**** Recorded data

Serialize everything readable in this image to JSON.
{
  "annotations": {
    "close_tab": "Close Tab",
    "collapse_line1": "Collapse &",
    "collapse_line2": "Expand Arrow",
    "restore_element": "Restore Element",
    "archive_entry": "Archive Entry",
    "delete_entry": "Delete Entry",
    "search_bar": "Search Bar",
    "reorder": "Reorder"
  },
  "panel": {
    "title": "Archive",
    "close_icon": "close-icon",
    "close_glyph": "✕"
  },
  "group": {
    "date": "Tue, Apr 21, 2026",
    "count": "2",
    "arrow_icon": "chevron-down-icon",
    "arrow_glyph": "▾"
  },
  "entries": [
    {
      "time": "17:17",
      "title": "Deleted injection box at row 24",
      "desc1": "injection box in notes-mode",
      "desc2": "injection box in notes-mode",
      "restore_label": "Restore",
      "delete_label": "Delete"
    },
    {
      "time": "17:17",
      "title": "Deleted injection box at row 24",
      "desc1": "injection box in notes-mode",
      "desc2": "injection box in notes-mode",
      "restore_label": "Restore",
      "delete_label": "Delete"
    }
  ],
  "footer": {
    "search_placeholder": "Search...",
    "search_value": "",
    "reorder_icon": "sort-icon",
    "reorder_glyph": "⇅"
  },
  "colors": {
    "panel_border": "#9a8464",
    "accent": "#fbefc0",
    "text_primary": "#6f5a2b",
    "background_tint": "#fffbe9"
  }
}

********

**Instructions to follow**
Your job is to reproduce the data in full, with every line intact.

**Solved problem**
Serialize everything readable in this image to JSON.
{
  "annotations": {
    "close_tab": "Close Tab",
    "collapse_line1": "Collapse &",
    "collapse_line2": "Expand Arrow",
    "restore_element": "Restore Element",
    "archive_entry": "Archive Entry",
    "delete_entry": "Delete Entry",
    "search_bar": "Search Bar",
    "reorder": "Reorder"
  },
  "panel": {
    "title": "Archive",
    "close_icon": "close-icon",
    "close_glyph": "✕"
  },
  "group": {
    "date": "Tue, Apr 21, 2026",
    "count": "2",
    "arrow_icon": "chevron-down-icon",
    "arrow_glyph": "▾"
  },
  "entries": [
    {
      "time": "17:17",
      "title": "Deleted injection box at row 24",
      "desc1": "injection box in notes-mode",
      "desc2": "injection box in notes-mode",
      "restore_label": "Restore",
      "delete_label": "Delete"
    },
    {
      "time": "17:17",
      "title": "Deleted injection box at row 24",
      "desc1": "injection box in notes-mode",
      "desc2": "injection box in notes-mode",
      "restore_label": "Restore",
      "delete_label": "Delete"
    }
  ],
  "footer": {
    "search_placeholder": "Search...",
    "search_value": "",
    "reorder_icon": "sort-icon",
    "reorder_glyph": "⇅"
  },
  "colors": {
    "panel_border": "#9a8464",
    "accent": "#fbefc0",
    "text_primary": "#6f5a2b",
    "background_tint": "#fffbe9"
  }
}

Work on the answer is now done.